(Excerpts from an interface dataset)
---+---
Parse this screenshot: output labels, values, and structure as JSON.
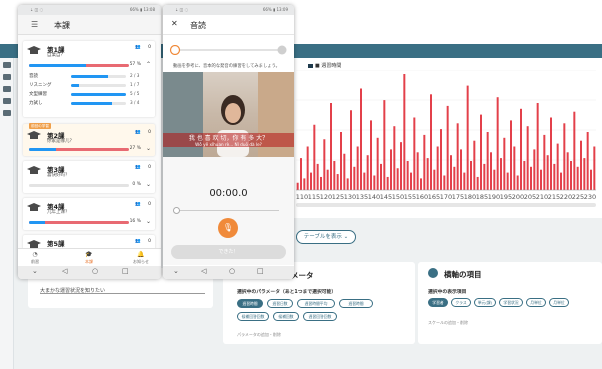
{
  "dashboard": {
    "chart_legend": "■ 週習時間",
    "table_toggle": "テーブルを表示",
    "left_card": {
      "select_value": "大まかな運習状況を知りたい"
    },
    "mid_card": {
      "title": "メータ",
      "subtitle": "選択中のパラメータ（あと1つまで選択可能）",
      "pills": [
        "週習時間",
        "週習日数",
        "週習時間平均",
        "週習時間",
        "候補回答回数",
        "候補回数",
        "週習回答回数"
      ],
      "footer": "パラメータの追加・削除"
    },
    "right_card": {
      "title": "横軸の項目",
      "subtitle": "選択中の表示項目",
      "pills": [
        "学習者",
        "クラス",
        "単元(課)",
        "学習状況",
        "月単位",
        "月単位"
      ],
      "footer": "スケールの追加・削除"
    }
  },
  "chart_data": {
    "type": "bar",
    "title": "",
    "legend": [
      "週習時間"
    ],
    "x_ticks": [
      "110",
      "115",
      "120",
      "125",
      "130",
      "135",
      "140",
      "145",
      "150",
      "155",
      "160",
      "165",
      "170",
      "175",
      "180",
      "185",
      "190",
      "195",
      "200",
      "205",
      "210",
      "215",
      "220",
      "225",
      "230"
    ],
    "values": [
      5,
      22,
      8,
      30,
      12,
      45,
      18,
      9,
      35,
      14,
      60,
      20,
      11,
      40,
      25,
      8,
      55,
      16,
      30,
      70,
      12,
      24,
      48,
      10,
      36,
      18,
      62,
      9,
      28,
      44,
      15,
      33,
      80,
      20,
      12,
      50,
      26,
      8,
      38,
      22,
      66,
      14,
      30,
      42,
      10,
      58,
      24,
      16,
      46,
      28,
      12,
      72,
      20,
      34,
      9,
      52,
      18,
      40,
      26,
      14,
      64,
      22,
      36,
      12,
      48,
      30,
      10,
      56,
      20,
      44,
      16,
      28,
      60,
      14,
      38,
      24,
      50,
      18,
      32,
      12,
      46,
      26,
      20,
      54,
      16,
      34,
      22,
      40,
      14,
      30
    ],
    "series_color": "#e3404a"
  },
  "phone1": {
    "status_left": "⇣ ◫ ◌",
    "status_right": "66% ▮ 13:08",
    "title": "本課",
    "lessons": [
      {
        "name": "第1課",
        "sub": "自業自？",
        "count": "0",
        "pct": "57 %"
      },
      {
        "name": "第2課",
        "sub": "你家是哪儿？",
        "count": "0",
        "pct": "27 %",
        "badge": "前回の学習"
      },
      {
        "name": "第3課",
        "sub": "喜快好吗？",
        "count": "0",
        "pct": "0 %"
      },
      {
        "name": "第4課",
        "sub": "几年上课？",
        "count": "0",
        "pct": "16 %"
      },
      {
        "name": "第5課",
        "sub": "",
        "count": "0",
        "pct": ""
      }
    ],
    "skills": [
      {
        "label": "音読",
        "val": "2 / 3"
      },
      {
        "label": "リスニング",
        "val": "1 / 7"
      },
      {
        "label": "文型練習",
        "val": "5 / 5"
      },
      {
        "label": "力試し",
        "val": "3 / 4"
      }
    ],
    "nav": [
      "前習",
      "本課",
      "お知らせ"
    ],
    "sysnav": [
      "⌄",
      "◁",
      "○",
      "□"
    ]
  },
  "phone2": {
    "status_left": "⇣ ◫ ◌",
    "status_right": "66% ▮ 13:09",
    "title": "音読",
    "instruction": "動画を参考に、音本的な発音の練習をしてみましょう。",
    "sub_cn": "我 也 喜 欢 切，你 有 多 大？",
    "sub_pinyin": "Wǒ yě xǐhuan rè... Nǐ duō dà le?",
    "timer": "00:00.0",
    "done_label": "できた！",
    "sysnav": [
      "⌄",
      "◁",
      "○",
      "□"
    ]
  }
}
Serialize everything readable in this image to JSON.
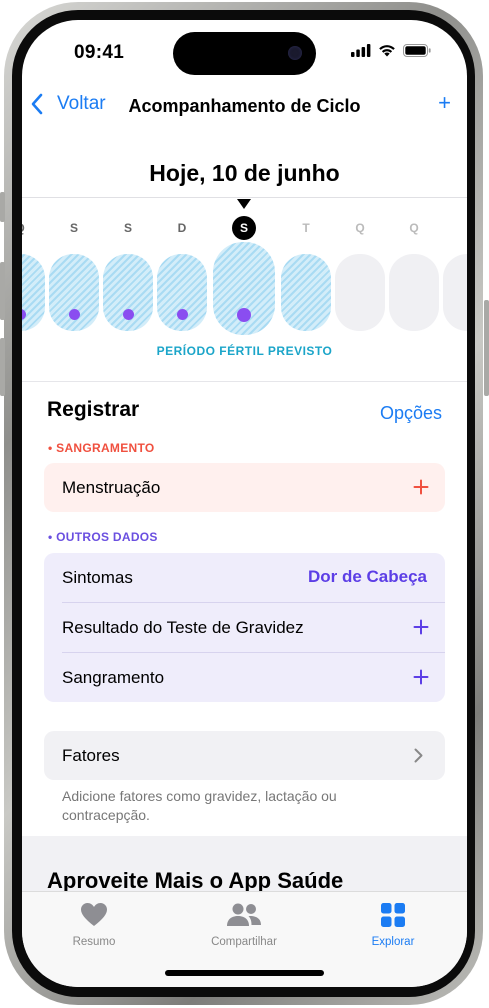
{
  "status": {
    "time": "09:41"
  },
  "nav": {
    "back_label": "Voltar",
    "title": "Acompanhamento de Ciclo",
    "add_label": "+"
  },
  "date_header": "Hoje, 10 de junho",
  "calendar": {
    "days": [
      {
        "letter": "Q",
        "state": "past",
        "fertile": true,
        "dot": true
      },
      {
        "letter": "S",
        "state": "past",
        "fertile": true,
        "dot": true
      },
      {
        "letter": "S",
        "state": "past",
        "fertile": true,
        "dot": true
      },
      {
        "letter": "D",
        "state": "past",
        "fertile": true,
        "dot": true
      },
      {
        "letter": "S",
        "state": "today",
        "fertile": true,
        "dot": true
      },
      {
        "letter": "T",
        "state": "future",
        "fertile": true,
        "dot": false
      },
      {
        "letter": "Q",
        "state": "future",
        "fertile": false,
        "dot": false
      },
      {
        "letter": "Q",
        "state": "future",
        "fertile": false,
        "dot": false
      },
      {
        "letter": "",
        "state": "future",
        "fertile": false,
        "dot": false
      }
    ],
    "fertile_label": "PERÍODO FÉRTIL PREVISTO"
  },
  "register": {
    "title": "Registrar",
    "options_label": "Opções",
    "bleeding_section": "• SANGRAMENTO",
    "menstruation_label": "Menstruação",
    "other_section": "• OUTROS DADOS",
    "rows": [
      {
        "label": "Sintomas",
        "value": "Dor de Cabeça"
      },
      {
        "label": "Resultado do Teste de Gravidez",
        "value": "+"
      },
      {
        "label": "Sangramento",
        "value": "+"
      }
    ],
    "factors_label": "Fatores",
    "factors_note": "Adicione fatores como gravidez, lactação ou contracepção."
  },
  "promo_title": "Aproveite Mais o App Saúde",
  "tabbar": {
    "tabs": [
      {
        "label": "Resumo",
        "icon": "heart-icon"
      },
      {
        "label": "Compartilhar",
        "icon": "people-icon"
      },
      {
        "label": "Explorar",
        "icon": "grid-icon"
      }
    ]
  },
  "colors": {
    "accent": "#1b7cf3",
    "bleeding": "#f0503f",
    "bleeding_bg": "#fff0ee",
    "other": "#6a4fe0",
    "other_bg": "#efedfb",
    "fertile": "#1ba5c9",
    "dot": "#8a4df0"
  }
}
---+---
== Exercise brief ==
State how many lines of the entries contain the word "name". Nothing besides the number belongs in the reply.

== Completed exercise ==
5